▸ The task: Across the data below, in how many lines does the word "text" appear? Give only the number.

▸ Working data:
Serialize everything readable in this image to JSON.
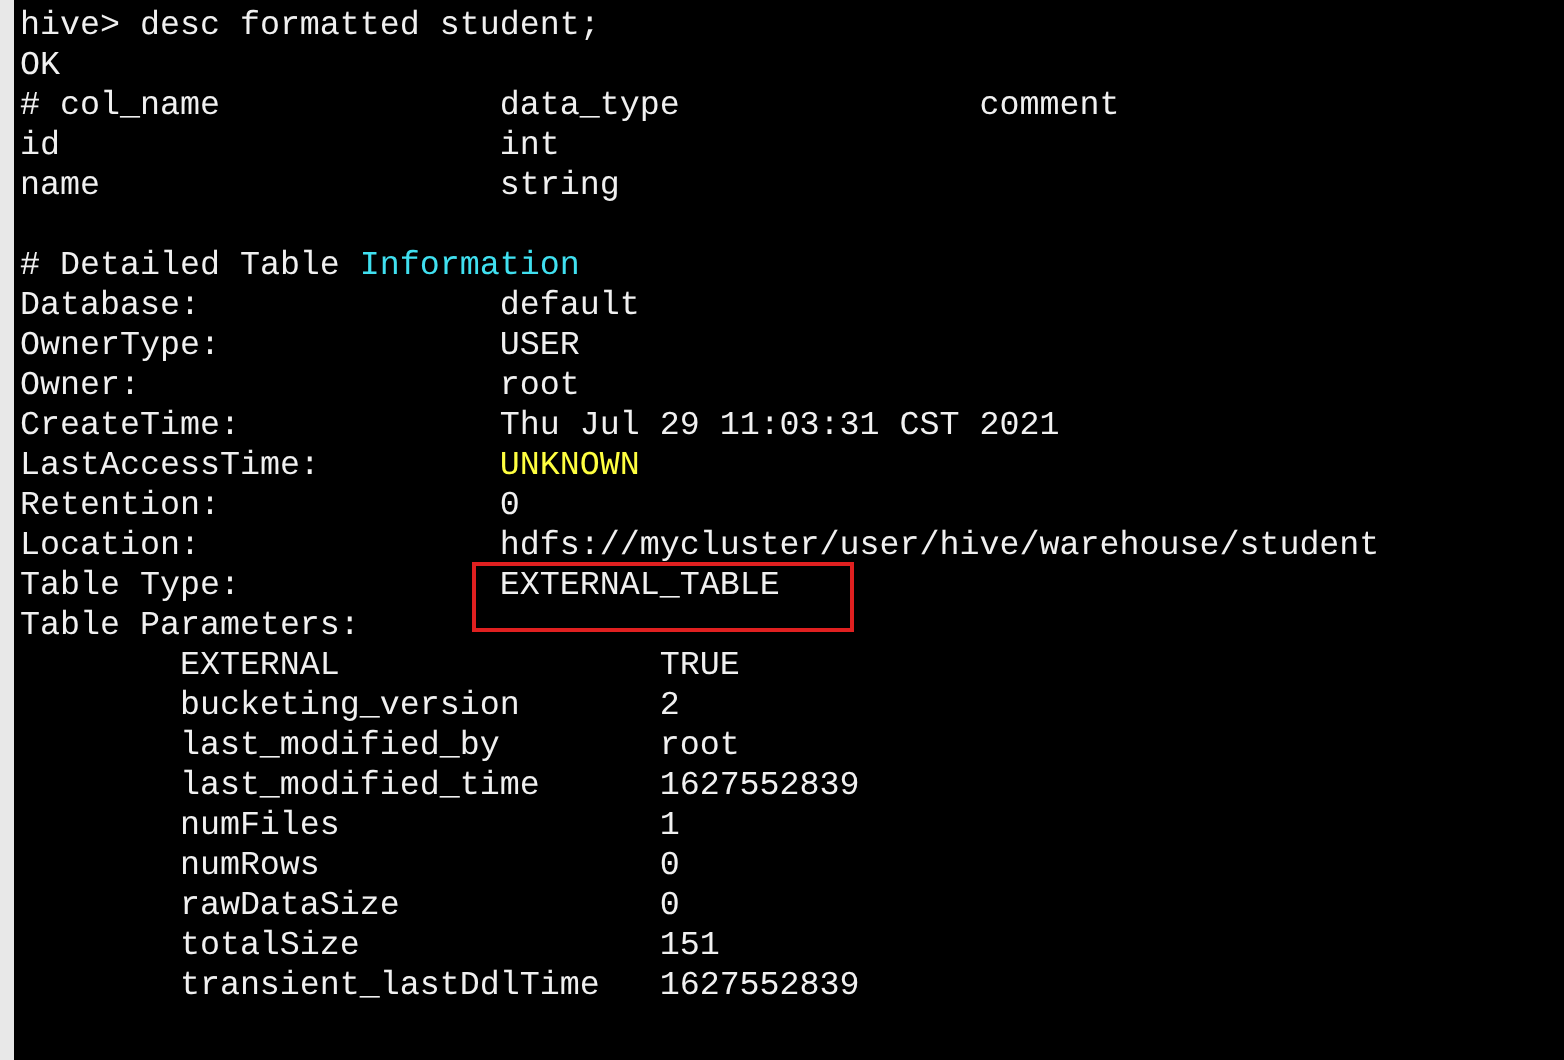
{
  "terminal": {
    "lines": [
      {
        "kind": "text",
        "parts": [
          {
            "text": "hive> desc formatted student;"
          }
        ]
      },
      {
        "kind": "text",
        "parts": [
          {
            "text": "OK"
          }
        ]
      },
      {
        "kind": "row",
        "cells": [
          "# col_name",
          "data_type",
          "comment"
        ]
      },
      {
        "kind": "row",
        "cells": [
          "id",
          "int"
        ]
      },
      {
        "kind": "row",
        "cells": [
          "name",
          "string"
        ]
      },
      {
        "kind": "blank"
      },
      {
        "kind": "text",
        "parts": [
          {
            "text": "# Detailed Table "
          },
          {
            "text": "Information",
            "color": "#40e0f0"
          }
        ]
      },
      {
        "kind": "row",
        "cells": [
          "Database:",
          "default"
        ]
      },
      {
        "kind": "row",
        "cells": [
          "OwnerType:",
          "USER"
        ]
      },
      {
        "kind": "row",
        "cells": [
          "Owner:",
          "root"
        ]
      },
      {
        "kind": "row",
        "cells": [
          "CreateTime:",
          "Thu Jul 29 11:03:31 CST 2021"
        ]
      },
      {
        "kind": "row",
        "cells": [
          "LastAccessTime:",
          "UNKNOWN"
        ],
        "color": "#ffff40"
      },
      {
        "kind": "row",
        "cells": [
          "Retention:",
          "0"
        ]
      },
      {
        "kind": "row",
        "cells": [
          "Location:",
          "hdfs://mycluster/user/hive/warehouse/student"
        ]
      },
      {
        "kind": "row",
        "cells": [
          "Table Type:",
          "EXTERNAL_TABLE"
        ],
        "framed": true
      },
      {
        "kind": "text",
        "parts": [
          {
            "text": "Table Parameters:"
          }
        ]
      },
      {
        "kind": "param",
        "cells": [
          "EXTERNAL",
          "TRUE"
        ]
      },
      {
        "kind": "param",
        "cells": [
          "bucketing_version",
          "2"
        ]
      },
      {
        "kind": "param",
        "cells": [
          "last_modified_by",
          "root"
        ]
      },
      {
        "kind": "param",
        "cells": [
          "last_modified_time",
          "1627552839"
        ]
      },
      {
        "kind": "param",
        "cells": [
          "numFiles",
          "1"
        ]
      },
      {
        "kind": "param",
        "cells": [
          "numRows",
          "0"
        ]
      },
      {
        "kind": "param",
        "cells": [
          "rawDataSize",
          "0"
        ]
      },
      {
        "kind": "param",
        "cells": [
          "totalSize",
          "151"
        ]
      },
      {
        "kind": "param",
        "cells": [
          "transient_lastDdlTime",
          "1627552839"
        ]
      }
    ]
  }
}
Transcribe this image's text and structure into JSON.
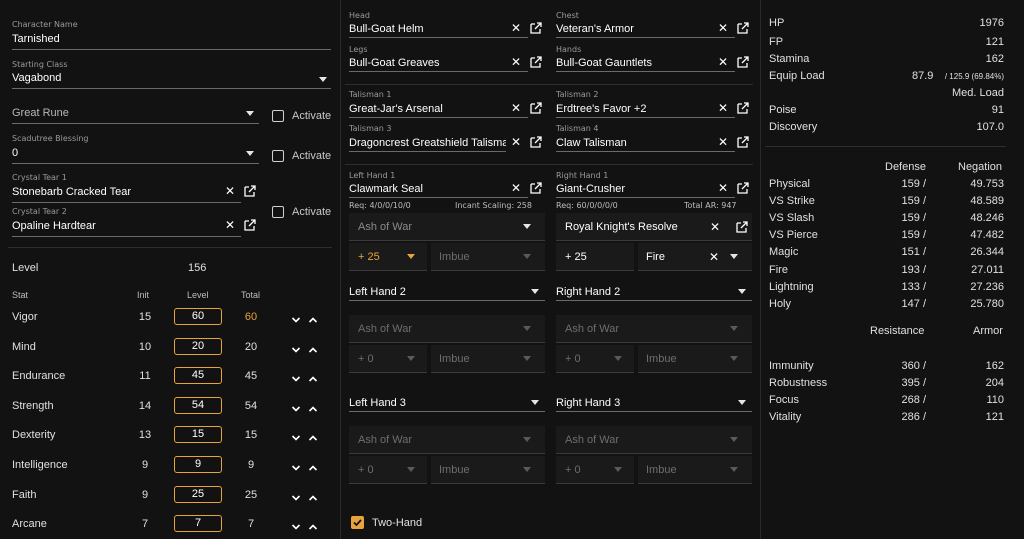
{
  "left": {
    "character_name": {
      "label": "Character Name",
      "value": "Tarnished"
    },
    "starting_class": {
      "label": "Starting Class",
      "value": "Vagabond"
    },
    "great_rune": {
      "value": "Great Rune",
      "activate": "Activate"
    },
    "scadutree": {
      "label": "Scadutree Blessing",
      "value": "0",
      "activate": "Activate"
    },
    "crystal_tear_1": {
      "label": "Crystal Tear 1",
      "value": "Stonebarb Cracked Tear"
    },
    "crystal_tear_2": {
      "label": "Crystal Tear 2",
      "value": "Opaline Hardtear",
      "activate": "Activate"
    },
    "level_label": "Level",
    "level_value": "156",
    "headers": {
      "stat": "Stat",
      "init": "Init",
      "level": "Level",
      "total": "Total"
    },
    "stats": [
      {
        "name": "Vigor",
        "init": "15",
        "level": "60",
        "total": "60",
        "highlight": true
      },
      {
        "name": "Mind",
        "init": "10",
        "level": "20",
        "total": "20",
        "highlight": false
      },
      {
        "name": "Endurance",
        "init": "11",
        "level": "45",
        "total": "45",
        "highlight": false
      },
      {
        "name": "Strength",
        "init": "14",
        "level": "54",
        "total": "54",
        "highlight": false
      },
      {
        "name": "Dexterity",
        "init": "13",
        "level": "15",
        "total": "15",
        "highlight": false
      },
      {
        "name": "Intelligence",
        "init": "9",
        "level": "9",
        "total": "9",
        "highlight": false
      },
      {
        "name": "Faith",
        "init": "9",
        "level": "25",
        "total": "25",
        "highlight": false
      },
      {
        "name": "Arcane",
        "init": "7",
        "level": "7",
        "total": "7",
        "highlight": false
      }
    ]
  },
  "middle": {
    "head": {
      "label": "Head",
      "value": "Bull-Goat Helm"
    },
    "chest": {
      "label": "Chest",
      "value": "Veteran's Armor"
    },
    "legs": {
      "label": "Legs",
      "value": "Bull-Goat Greaves"
    },
    "hands": {
      "label": "Hands",
      "value": "Bull-Goat Gauntlets"
    },
    "talisman1": {
      "label": "Talisman 1",
      "value": "Great-Jar's Arsenal"
    },
    "talisman2": {
      "label": "Talisman 2",
      "value": "Erdtree's Favor +2"
    },
    "talisman3": {
      "label": "Talisman 3",
      "value": "Dragoncrest Greatshield Talisman"
    },
    "talisman4": {
      "label": "Talisman 4",
      "value": "Claw Talisman"
    },
    "left_hand_1": {
      "label": "Left Hand 1",
      "value": "Clawmark Seal",
      "req": "Req: 4/0/0/10/0",
      "extra": "Incant Scaling: 258",
      "ash": "Ash of War",
      "upgrade": "+ 25",
      "imbue": "Imbue"
    },
    "right_hand_1": {
      "label": "Right Hand 1",
      "value": "Giant-Crusher",
      "req": "Req: 60/0/0/0/0",
      "extra": "Total AR: 947",
      "ash": "Royal Knight's Resolve",
      "upgrade": "+ 25",
      "imbue": "Fire"
    },
    "left_hand_2": {
      "value": "Left Hand 2",
      "ash": "Ash of War",
      "upgrade": "+ 0",
      "imbue": "Imbue"
    },
    "right_hand_2": {
      "value": "Right Hand 2",
      "ash": "Ash of War",
      "upgrade": "+ 0",
      "imbue": "Imbue"
    },
    "left_hand_3": {
      "value": "Left Hand 3",
      "ash": "Ash of War",
      "upgrade": "+ 0",
      "imbue": "Imbue"
    },
    "right_hand_3": {
      "value": "Right Hand 3",
      "ash": "Ash of War",
      "upgrade": "+ 0",
      "imbue": "Imbue"
    },
    "two_hand": "Two-Hand"
  },
  "right": {
    "hp": {
      "label": "HP",
      "value": "1976"
    },
    "fp": {
      "label": "FP",
      "value": "121"
    },
    "stamina": {
      "label": "Stamina",
      "value": "162"
    },
    "equip_load": {
      "label": "Equip Load",
      "value": "87.9",
      "max": "/ 125.9 (69.84%)",
      "class": "Med. Load"
    },
    "poise": {
      "label": "Poise",
      "value": "91"
    },
    "discovery": {
      "label": "Discovery",
      "value": "107.0"
    },
    "def_headers": {
      "defense": "Defense",
      "negation": "Negation"
    },
    "defense": [
      {
        "name": "Physical",
        "def": "159 /",
        "neg": "49.753"
      },
      {
        "name": "VS Strike",
        "def": "159 /",
        "neg": "48.589"
      },
      {
        "name": "VS Slash",
        "def": "159 /",
        "neg": "48.246"
      },
      {
        "name": "VS Pierce",
        "def": "159 /",
        "neg": "47.482"
      },
      {
        "name": "Magic",
        "def": "151 /",
        "neg": "26.344"
      },
      {
        "name": "Fire",
        "def": "193 /",
        "neg": "27.011"
      },
      {
        "name": "Lightning",
        "def": "133 /",
        "neg": "27.236"
      },
      {
        "name": "Holy",
        "def": "147 /",
        "neg": "25.780"
      }
    ],
    "res_headers": {
      "resistance": "Resistance",
      "armor": "Armor"
    },
    "resistance": [
      {
        "name": "Immunity",
        "res": "360 /",
        "armor": "162"
      },
      {
        "name": "Robustness",
        "res": "395 /",
        "armor": "204"
      },
      {
        "name": "Focus",
        "res": "268 /",
        "armor": "110"
      },
      {
        "name": "Vitality",
        "res": "286 /",
        "armor": "121"
      }
    ]
  },
  "colors": {
    "accent": "#e8a33c",
    "background": "#121212",
    "panel_field": "#1a1a1a"
  }
}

▸ Task answer: 10